● Instructions for the task: Could you retype every line of the data underneath without altering anything?

** Opening Data block **

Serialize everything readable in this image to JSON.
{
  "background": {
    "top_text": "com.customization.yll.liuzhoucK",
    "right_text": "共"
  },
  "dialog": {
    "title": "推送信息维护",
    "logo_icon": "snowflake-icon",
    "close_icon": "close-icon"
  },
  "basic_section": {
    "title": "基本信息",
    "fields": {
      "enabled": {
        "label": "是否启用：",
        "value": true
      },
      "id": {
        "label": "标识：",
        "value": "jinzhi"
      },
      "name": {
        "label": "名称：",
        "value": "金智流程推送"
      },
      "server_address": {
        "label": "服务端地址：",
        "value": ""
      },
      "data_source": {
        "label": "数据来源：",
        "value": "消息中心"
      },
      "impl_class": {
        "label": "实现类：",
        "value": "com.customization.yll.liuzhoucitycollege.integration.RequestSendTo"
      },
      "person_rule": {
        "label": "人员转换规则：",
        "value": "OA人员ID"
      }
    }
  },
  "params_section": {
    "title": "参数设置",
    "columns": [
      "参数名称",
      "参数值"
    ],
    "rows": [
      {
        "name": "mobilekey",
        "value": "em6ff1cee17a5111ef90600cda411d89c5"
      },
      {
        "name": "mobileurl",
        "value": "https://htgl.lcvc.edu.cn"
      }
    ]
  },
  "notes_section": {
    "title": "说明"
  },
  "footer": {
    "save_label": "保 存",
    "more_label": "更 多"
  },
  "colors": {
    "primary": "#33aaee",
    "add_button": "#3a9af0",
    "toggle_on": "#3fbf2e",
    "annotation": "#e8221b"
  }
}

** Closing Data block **

● Exercise answer:
Serialize everything readable in this image to JSON.
{
  "background": {
    "top_text": "com.customization.yll.liuzhoucK",
    "right_text": "共"
  },
  "dialog": {
    "title": "推送信息维护",
    "logo_icon": "snowflake-icon",
    "close_icon": "close-icon"
  },
  "basic_section": {
    "title": "基本信息",
    "fields": {
      "enabled": {
        "label": "是否启用：",
        "value": true
      },
      "id": {
        "label": "标识：",
        "value": "jinzhi"
      },
      "name": {
        "label": "名称：",
        "value": "金智流程推送"
      },
      "server_address": {
        "label": "服务端地址：",
        "value": ""
      },
      "data_source": {
        "label": "数据来源：",
        "value": "消息中心"
      },
      "impl_class": {
        "label": "实现类：",
        "value": "com.customization.yll.liuzhoucitycollege.integration.RequestSendTo"
      },
      "person_rule": {
        "label": "人员转换规则：",
        "value": "OA人员ID"
      }
    }
  },
  "params_section": {
    "title": "参数设置",
    "columns": [
      "参数名称",
      "参数值"
    ],
    "rows": [
      {
        "name": "mobilekey",
        "value": "em6ff1cee17a5111ef90600cda411d89c5"
      },
      {
        "name": "mobileurl",
        "value": "https://htgl.lcvc.edu.cn"
      }
    ]
  },
  "notes_section": {
    "title": "说明"
  },
  "footer": {
    "save_label": "保 存",
    "more_label": "更 多"
  },
  "colors": {
    "primary": "#33aaee",
    "add_button": "#3a9af0",
    "toggle_on": "#3fbf2e",
    "annotation": "#e8221b"
  }
}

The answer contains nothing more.